◆ **Your objective**: What is needed is an exact retyping of each entry, pictures excluded.

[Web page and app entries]
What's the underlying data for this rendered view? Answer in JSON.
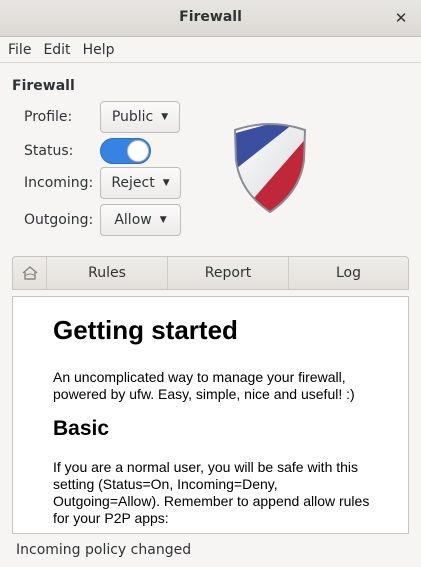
{
  "window": {
    "title": "Firewall",
    "close_glyph": "✕"
  },
  "menu": [
    "File",
    "Edit",
    "Help"
  ],
  "section_title": "Firewall",
  "settings": {
    "profile": {
      "label": "Profile:",
      "value": "Public"
    },
    "status": {
      "label": "Status:",
      "enabled": true
    },
    "incoming": {
      "label": "Incoming:",
      "value": "Reject"
    },
    "outgoing": {
      "label": "Outgoing:",
      "value": "Allow"
    }
  },
  "tabs": {
    "home_icon": "home-icon",
    "items": [
      "Rules",
      "Report",
      "Log"
    ]
  },
  "content": {
    "heading": "Getting started",
    "intro": "An uncomplicated way to manage your firewall, powered by ufw. Easy, simple, nice and useful! :)",
    "subheading": "Basic",
    "basic_text": "If you are a normal user, you will be safe with this setting (Status=On, Incoming=Deny, Outgoing=Allow). Remember to append allow rules for your P2P apps:"
  },
  "statusbar": "Incoming policy changed",
  "colors": {
    "accent": "#3584e4",
    "shield_red": "#c0283a",
    "shield_blue": "#3a4fa0"
  }
}
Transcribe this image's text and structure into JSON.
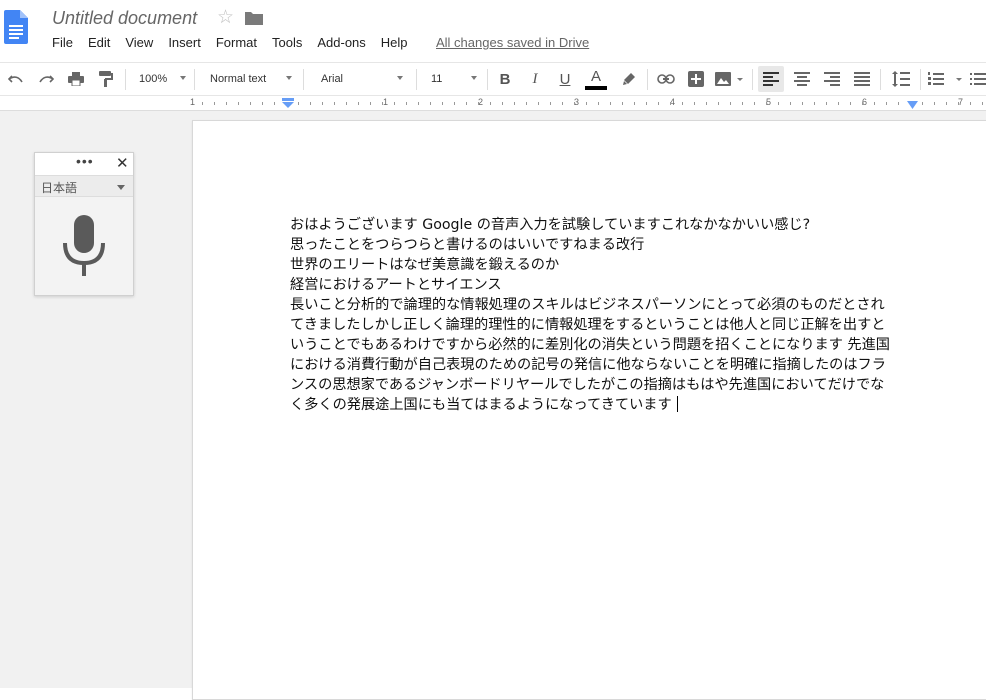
{
  "header": {
    "doc_title": "Untitled document",
    "save_status": "All changes saved in Drive",
    "menu": [
      "File",
      "Edit",
      "View",
      "Insert",
      "Format",
      "Tools",
      "Add-ons",
      "Help"
    ]
  },
  "toolbar": {
    "zoom": "100%",
    "style": "Normal text",
    "font": "Arial",
    "font_size": "11",
    "bold": "B",
    "italic": "I",
    "underline": "U",
    "text_color_letter": "A",
    "text_color": "#000000"
  },
  "ruler": {
    "numbers": [
      "1",
      "1",
      "2",
      "3",
      "4",
      "5",
      "6",
      "7"
    ]
  },
  "voice_panel": {
    "language": "日本語",
    "more": "•••",
    "close": "✕"
  },
  "document": {
    "lines": [
      "おはようございます Google の音声入力を試験していますこれなかなかいい感じ?",
      "思ったことをつらつらと書けるのはいいですねまる改行",
      "世界のエリートはなぜ美意識を鍛えるのか",
      "経営におけるアートとサイエンス",
      "長いこと分析的で論理的な情報処理のスキルはビジネスパーソンにとって必須のものだとされ",
      "てきましたしかし正しく論理的理性的に情報処理をするということは他人と同じ正解を出すと",
      "いうことでもあるわけですから必然的に差別化の消失という問題を招くことになります 先進国",
      "における消費行動が自己表現のための記号の発信に他ならないことを明確に指摘したのはフラ",
      "ンスの思想家であるジャンボードリヤールでしたがこの指摘はもはや先進国においてだけでな",
      "く多くの発展途上国にも当てはまるようになってきています"
    ]
  },
  "colors": {
    "docs_blue": "#4285f4",
    "ruler_marker": "#669df6",
    "canvas_bg": "#f1f1f1"
  }
}
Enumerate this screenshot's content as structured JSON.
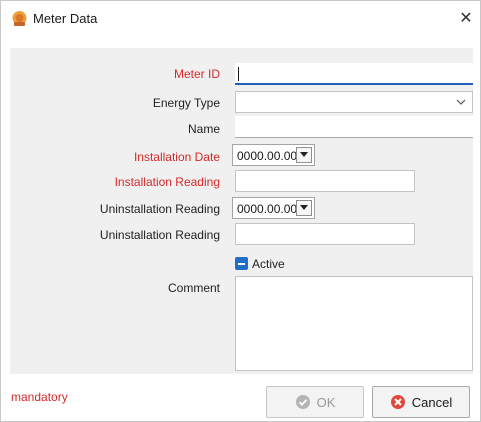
{
  "window": {
    "title": "Meter Data",
    "close_glyph": "✕",
    "icon": "meter-app-icon"
  },
  "form": {
    "meter_id": {
      "label": "Meter ID",
      "value": "",
      "required": true
    },
    "energy_type": {
      "label": "Energy Type",
      "value": "",
      "required": false
    },
    "name": {
      "label": "Name",
      "value": "",
      "required": false
    },
    "installation_date": {
      "label": "Installation Date",
      "value": "0000.00.00",
      "required": true
    },
    "installation_reading": {
      "label": "Installation Reading",
      "value": "",
      "required": true
    },
    "uninstallation_date": {
      "label": "Uninstallation Reading",
      "value": "0000.00.00",
      "required": false
    },
    "uninstallation_reading": {
      "label": "Uninstallation Reading",
      "value": "",
      "required": false
    },
    "active": {
      "label": "Active",
      "state": "indeterminate"
    },
    "comment": {
      "label": "Comment",
      "value": ""
    }
  },
  "footer": {
    "mandatory_text": "mandatory",
    "ok_label": "OK",
    "cancel_label": "Cancel"
  },
  "colors": {
    "required": "#d42a2a",
    "accent": "#1f6fc8",
    "cancel_icon": "#e2473d",
    "panel_bg": "#f0f0f0"
  }
}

◆ **Written answer**:
What's the underlying data for this rendered view? Answer in JSON.
{
  "window": {
    "title": "Firewall",
    "close_glyph": "✕"
  },
  "menu": [
    "File",
    "Edit",
    "Help"
  ],
  "section_title": "Firewall",
  "settings": {
    "profile": {
      "label": "Profile:",
      "value": "Public"
    },
    "status": {
      "label": "Status:",
      "enabled": true
    },
    "incoming": {
      "label": "Incoming:",
      "value": "Reject"
    },
    "outgoing": {
      "label": "Outgoing:",
      "value": "Allow"
    }
  },
  "tabs": {
    "home_icon": "home-icon",
    "items": [
      "Rules",
      "Report",
      "Log"
    ]
  },
  "content": {
    "heading": "Getting started",
    "intro": "An uncomplicated way to manage your firewall, powered by ufw. Easy, simple, nice and useful! :)",
    "subheading": "Basic",
    "basic_text": "If you are a normal user, you will be safe with this setting (Status=On, Incoming=Deny, Outgoing=Allow). Remember to append allow rules for your P2P apps:"
  },
  "statusbar": "Incoming policy changed",
  "colors": {
    "accent": "#3584e4",
    "shield_red": "#c0283a",
    "shield_blue": "#3a4fa0"
  }
}
Transcribe this image's text and structure into JSON.
{
  "header": {
    "doc_title": "Untitled document",
    "save_status": "All changes saved in Drive",
    "menu": [
      "File",
      "Edit",
      "View",
      "Insert",
      "Format",
      "Tools",
      "Add-ons",
      "Help"
    ]
  },
  "toolbar": {
    "zoom": "100%",
    "style": "Normal text",
    "font": "Arial",
    "font_size": "11",
    "bold": "B",
    "italic": "I",
    "underline": "U",
    "text_color_letter": "A",
    "text_color": "#000000"
  },
  "ruler": {
    "numbers": [
      "1",
      "1",
      "2",
      "3",
      "4",
      "5",
      "6",
      "7"
    ]
  },
  "voice_panel": {
    "language": "日本語",
    "more": "•••",
    "close": "✕"
  },
  "document": {
    "lines": [
      "おはようございます Google の音声入力を試験していますこれなかなかいい感じ?",
      "思ったことをつらつらと書けるのはいいですねまる改行",
      "世界のエリートはなぜ美意識を鍛えるのか",
      "経営におけるアートとサイエンス",
      "長いこと分析的で論理的な情報処理のスキルはビジネスパーソンにとって必須のものだとされ",
      "てきましたしかし正しく論理的理性的に情報処理をするということは他人と同じ正解を出すと",
      "いうことでもあるわけですから必然的に差別化の消失という問題を招くことになります 先進国",
      "における消費行動が自己表現のための記号の発信に他ならないことを明確に指摘したのはフラ",
      "ンスの思想家であるジャンボードリヤールでしたがこの指摘はもはや先進国においてだけでな",
      "く多くの発展途上国にも当てはまるようになってきています"
    ]
  },
  "colors": {
    "docs_blue": "#4285f4",
    "ruler_marker": "#669df6",
    "canvas_bg": "#f1f1f1"
  }
}
Enumerate this screenshot's content as structured JSON.
{
  "window": {
    "title": "Meter Data",
    "close_glyph": "✕",
    "icon": "meter-app-icon"
  },
  "form": {
    "meter_id": {
      "label": "Meter ID",
      "value": "",
      "required": true
    },
    "energy_type": {
      "label": "Energy Type",
      "value": "",
      "required": false
    },
    "name": {
      "label": "Name",
      "value": "",
      "required": false
    },
    "installation_date": {
      "label": "Installation Date",
      "value": "0000.00.00",
      "required": true
    },
    "installation_reading": {
      "label": "Installation Reading",
      "value": "",
      "required": true
    },
    "uninstallation_date": {
      "label": "Uninstallation Reading",
      "value": "0000.00.00",
      "required": false
    },
    "uninstallation_reading": {
      "label": "Uninstallation Reading",
      "value": "",
      "required": false
    },
    "active": {
      "label": "Active",
      "state": "indeterminate"
    },
    "comment": {
      "label": "Comment",
      "value": ""
    }
  },
  "footer": {
    "mandatory_text": "mandatory",
    "ok_label": "OK",
    "cancel_label": "Cancel"
  },
  "colors": {
    "required": "#d42a2a",
    "accent": "#1f6fc8",
    "cancel_icon": "#e2473d",
    "panel_bg": "#f0f0f0"
  }
}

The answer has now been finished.